Dissipation timescale of dust in protoplanetary disks revealed with Japanese satellite AKARI
Dec. 15, 2021 | GATEWAY to Academic Articles
Protoplanetary disks are circumstellar disks that surround young stars. The disks consist of dust and gas, which are the raw materials for creating planetary systems. Thus, the dissipation timescale for the disks is essential to study planet formation. However, the timescale for the outer region of these disks (about 10 au from the central star, where 1 au is the average distance between the Earth and Sun) has not been revealed observationally due to the relatively low sensitivity of detectors. From all-sky data from the Japanese infrared astronomical satellite AKARI, and NASA’s Wide-field Infrared Survey Explorer (WISE), we obtained a number of infrared images of young stars previously detected at optical wavelengths. We estimate the decay timescale of the infrared radiation emitted from the dust in the disks surrounding these stars by making averaged infrared images, including those for stars that could not be resolved individually.
Our result shows that the dust in the disk middle regions (about 1 au) and the outer regions (approximately 10 au) dissipates on almost the same timescales, contrary to the expectation of inside-out disk clearing, where the middle region would dissipate first. Moreover, we reveal that the dominant dust changes from primordial dust, which has existed since the disk formation, to secondary dust, which is formed by collisional destruction of small planets (planetesimals) in the disks on the timescales of about 8 million years.
Protoplanetary disks are circumstellar disks that surround young stars. The disk consists of gas and dust*1, which are the raw materials of planetary systems. Because the gas and dust in disks dissipate with the evolution of the central star, the study of the dissipation process in each disk region is essential for understanding how planet formation occurs; a process that must be mainly complete before dissipation of the disk. Although previous studies discuss the dissipation timescale in the inner-middle region (less than about 1 au*2 from the central star), the timescale in the outer region (about 10 au) has not been researched due to the relatively low sensitivity of detectors that make this region difficult to see. Also, it is known that the dominant dust type must change from primordial dust, which has existed since the disk formation, to secondary dust, which is formed through collisional destruction of small planets (planetesimals) as the disk evolves. However, the timescale for this change has also been unclear.
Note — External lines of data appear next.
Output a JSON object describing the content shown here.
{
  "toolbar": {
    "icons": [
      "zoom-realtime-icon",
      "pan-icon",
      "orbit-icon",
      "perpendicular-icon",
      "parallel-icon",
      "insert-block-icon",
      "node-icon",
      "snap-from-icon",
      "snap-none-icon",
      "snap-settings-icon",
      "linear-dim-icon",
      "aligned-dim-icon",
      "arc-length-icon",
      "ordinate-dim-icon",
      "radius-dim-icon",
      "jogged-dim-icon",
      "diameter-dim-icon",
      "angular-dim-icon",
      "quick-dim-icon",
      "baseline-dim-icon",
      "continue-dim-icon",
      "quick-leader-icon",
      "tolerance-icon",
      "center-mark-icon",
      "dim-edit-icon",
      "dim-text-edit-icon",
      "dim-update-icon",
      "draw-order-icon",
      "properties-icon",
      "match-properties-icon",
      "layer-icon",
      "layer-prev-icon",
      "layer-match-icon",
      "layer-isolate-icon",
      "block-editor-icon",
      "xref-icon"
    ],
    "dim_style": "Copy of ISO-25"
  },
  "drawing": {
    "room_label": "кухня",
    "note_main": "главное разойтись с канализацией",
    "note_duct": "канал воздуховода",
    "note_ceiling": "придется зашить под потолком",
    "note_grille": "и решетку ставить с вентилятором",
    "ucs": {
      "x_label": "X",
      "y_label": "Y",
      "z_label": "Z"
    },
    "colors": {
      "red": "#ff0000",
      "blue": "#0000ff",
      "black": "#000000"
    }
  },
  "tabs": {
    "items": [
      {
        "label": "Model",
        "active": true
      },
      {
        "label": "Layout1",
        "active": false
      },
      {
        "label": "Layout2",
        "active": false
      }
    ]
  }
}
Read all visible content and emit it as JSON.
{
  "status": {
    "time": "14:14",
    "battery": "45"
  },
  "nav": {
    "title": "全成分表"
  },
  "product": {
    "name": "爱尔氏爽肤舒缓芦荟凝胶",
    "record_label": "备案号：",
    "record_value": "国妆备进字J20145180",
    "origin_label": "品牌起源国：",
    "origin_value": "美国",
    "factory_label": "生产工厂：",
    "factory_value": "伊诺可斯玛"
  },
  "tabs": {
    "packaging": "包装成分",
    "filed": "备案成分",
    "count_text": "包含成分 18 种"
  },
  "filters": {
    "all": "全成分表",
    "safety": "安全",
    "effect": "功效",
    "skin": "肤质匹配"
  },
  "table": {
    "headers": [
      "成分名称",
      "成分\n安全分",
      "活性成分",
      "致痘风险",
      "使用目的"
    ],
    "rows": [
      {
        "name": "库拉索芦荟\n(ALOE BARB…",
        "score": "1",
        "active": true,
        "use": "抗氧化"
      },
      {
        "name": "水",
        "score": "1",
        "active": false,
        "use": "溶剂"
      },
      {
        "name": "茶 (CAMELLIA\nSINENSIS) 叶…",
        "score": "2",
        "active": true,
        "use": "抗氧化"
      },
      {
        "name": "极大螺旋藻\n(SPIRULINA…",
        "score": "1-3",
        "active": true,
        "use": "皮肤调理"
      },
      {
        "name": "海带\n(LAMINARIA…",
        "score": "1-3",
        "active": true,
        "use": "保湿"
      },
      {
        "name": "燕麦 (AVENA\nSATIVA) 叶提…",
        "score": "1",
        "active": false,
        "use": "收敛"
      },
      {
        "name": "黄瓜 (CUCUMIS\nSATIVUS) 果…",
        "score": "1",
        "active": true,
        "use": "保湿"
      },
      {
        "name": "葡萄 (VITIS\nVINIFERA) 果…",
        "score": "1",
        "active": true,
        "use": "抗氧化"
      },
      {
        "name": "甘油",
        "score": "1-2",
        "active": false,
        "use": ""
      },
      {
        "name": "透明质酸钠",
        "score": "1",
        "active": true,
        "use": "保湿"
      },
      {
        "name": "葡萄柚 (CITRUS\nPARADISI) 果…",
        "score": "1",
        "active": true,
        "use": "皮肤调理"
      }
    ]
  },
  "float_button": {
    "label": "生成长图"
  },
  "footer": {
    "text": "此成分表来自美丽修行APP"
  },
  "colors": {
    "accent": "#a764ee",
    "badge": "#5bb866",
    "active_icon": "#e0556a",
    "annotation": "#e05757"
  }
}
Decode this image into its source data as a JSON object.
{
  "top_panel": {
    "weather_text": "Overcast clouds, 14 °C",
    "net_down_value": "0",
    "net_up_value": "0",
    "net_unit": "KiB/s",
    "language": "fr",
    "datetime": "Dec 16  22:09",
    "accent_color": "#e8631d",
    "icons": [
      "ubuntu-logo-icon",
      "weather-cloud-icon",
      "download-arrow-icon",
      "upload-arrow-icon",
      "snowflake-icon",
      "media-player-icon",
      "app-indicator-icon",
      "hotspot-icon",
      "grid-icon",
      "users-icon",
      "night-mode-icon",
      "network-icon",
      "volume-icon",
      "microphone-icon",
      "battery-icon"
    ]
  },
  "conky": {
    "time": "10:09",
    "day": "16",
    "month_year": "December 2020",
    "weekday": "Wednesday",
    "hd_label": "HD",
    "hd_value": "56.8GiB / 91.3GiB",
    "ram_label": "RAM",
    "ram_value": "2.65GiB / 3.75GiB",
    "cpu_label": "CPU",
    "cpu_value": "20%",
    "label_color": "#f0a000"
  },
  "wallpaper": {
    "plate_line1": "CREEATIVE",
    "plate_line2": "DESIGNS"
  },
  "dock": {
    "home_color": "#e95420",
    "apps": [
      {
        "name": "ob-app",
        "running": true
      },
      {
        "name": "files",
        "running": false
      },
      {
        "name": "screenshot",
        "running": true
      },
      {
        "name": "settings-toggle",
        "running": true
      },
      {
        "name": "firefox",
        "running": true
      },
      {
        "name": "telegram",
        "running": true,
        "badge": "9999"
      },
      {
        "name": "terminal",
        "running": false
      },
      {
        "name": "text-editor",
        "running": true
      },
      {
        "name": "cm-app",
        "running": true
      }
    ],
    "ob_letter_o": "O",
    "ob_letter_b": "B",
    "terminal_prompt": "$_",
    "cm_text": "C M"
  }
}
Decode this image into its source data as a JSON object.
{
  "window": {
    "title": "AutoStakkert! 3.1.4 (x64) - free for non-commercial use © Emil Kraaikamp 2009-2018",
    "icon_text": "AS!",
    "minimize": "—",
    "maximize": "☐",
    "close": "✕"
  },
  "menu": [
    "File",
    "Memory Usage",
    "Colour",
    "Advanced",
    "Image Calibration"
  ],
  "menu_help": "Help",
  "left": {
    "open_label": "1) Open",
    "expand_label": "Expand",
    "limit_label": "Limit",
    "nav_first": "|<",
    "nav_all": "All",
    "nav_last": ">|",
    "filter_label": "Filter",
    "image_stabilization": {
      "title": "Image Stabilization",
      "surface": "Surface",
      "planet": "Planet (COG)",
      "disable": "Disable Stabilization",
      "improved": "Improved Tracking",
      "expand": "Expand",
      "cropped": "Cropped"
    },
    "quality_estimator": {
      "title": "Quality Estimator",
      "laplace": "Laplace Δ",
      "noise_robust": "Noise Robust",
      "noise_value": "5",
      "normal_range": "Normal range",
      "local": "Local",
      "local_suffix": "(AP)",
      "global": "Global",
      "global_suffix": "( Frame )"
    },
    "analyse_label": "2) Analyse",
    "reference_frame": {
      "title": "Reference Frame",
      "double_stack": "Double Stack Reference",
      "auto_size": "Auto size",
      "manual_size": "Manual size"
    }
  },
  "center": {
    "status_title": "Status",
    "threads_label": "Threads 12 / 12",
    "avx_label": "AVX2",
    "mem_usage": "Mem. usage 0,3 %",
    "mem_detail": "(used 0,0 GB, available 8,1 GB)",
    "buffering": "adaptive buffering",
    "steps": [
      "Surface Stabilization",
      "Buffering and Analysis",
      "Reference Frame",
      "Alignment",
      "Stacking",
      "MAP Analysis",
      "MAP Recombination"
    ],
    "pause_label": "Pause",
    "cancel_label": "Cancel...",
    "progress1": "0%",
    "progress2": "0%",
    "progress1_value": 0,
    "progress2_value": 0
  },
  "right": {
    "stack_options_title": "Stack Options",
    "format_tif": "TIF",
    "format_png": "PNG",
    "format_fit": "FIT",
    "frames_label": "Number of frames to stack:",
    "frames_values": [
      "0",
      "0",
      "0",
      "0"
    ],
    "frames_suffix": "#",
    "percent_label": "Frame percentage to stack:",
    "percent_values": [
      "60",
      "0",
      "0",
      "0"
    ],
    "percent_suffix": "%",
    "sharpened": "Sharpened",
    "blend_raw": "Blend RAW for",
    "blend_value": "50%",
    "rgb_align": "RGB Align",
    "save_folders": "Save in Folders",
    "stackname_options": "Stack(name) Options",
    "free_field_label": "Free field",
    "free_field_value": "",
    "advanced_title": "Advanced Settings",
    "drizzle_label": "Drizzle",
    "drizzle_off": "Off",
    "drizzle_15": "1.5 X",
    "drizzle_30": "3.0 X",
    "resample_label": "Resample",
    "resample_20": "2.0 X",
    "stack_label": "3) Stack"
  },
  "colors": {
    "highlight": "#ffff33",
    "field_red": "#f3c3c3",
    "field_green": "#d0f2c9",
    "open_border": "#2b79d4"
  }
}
To reveal the average dissipation timescale, we need statistical sample of many disks. Currently, spatially resolved observations of dust disks is usually performed at sub-mm or mm wavelengths, but the observations of many disks are not practical because of the vast amounts of time required. On the other hand, the dust farther from the central star is cooler and emits infrared radiation with at a longer-wavelength peak (Fig. 1). Therefore, observations at several wavelengths in the infrared give information on the spatial distribution of dust at these distances. In this study, we obtain a number of infrared images of young stars from the all-sky images captured by the Japanese infrared astronomical satellite AKARI*3 and by the Wide-Infrared Survey Explorer (WISE)*4. However, evolved disks are difficult to detect due to their weak infrared emission. Therefore, we classified young stars into three groups according to their age and averaged the infrared images of the young stars, including images where the star itself cannot be directly seen, in the same age group. Because random noise can be reduced by the averaging process, we can obtain a more sensitive average infrared image than through imaging these systems individually. From the averaged images of three age groups, we estimated the decay timescales of the infrared intensities.
This study revealed two results:
(1) Dust in the middle and outer regions of the disks dissipates on almost the same timescale, about 1.4 million years, and there is no timescale difference in this region. The dust disks are traditionally considered to dissipate from inside to outside, but our result is contrary to this expectation. This discovery was possible because our study was able to give a quantitive timescale for the outer disk region.
(2) The dominant dust changes from primordial dust to secondary dust on the timescale of about 8 million years (Fig. 2). Revealing the transition of the dust sources is expected to lead to the clarification of the disk evolution.
This study reveals the dissipation timescales of dust in disks quantitatively. However, what physical process causes the disk dissipation is still under discussion. By revealing the constraint of the dissipation timescale, this result can aid theoretical studies of the disk evolution and planet formation process.
- *1 dust : Small solid particles in space.
- *2 au (astronomical unit) : A unit of length, roughly the distance from the earth to the sun (about 150 million kilometers).
- *3 AKARI : Japanese infrared astronomical satellite launched in 2006. AKARI made all-sky surveys and spectroscopic observations in the infrared wavelength range. In particular, all-sky surveys were performed in six wavelength bands (9, 18, 65, 89, 140, and 160 µm).
- *4 WISE (Wide-field Infrared Survey Explorer) : American infrared astronomical satellite launched in 2009. All-sky surveys were performed in four infrared bands (3.4, 4.3, 12, and 22 µm).
|Journal Title||Publications of the Astronomical Society of Japan|
|Full title of the paper||Dust dissipation timescales in the intermediate and outer regions of protoplanetary disks|
|Publish date||28 October 2021|
|Author(s)||Hiroshi Maeshima, Takao Nakagawa, Takuya Kojima, Satoshi Takita, Jungmi Kwon|
|ISAS or JAXA member(s) among author(s)||Hiroshi Maeshima (Dept. of Space Astronomy and Astrophysics, ISAS / Dept. of Physics, Graduate School of Science, The University of Tokyo), Takao Nakagawa (Dept. of Space Astronomy and Astrophysics, ISAS), Takuya Kojima (Dept. of Space Astronomy and Astrophysics, ISAS / Dept. of Physics, Graduate School of Science, The University of Tokyo)|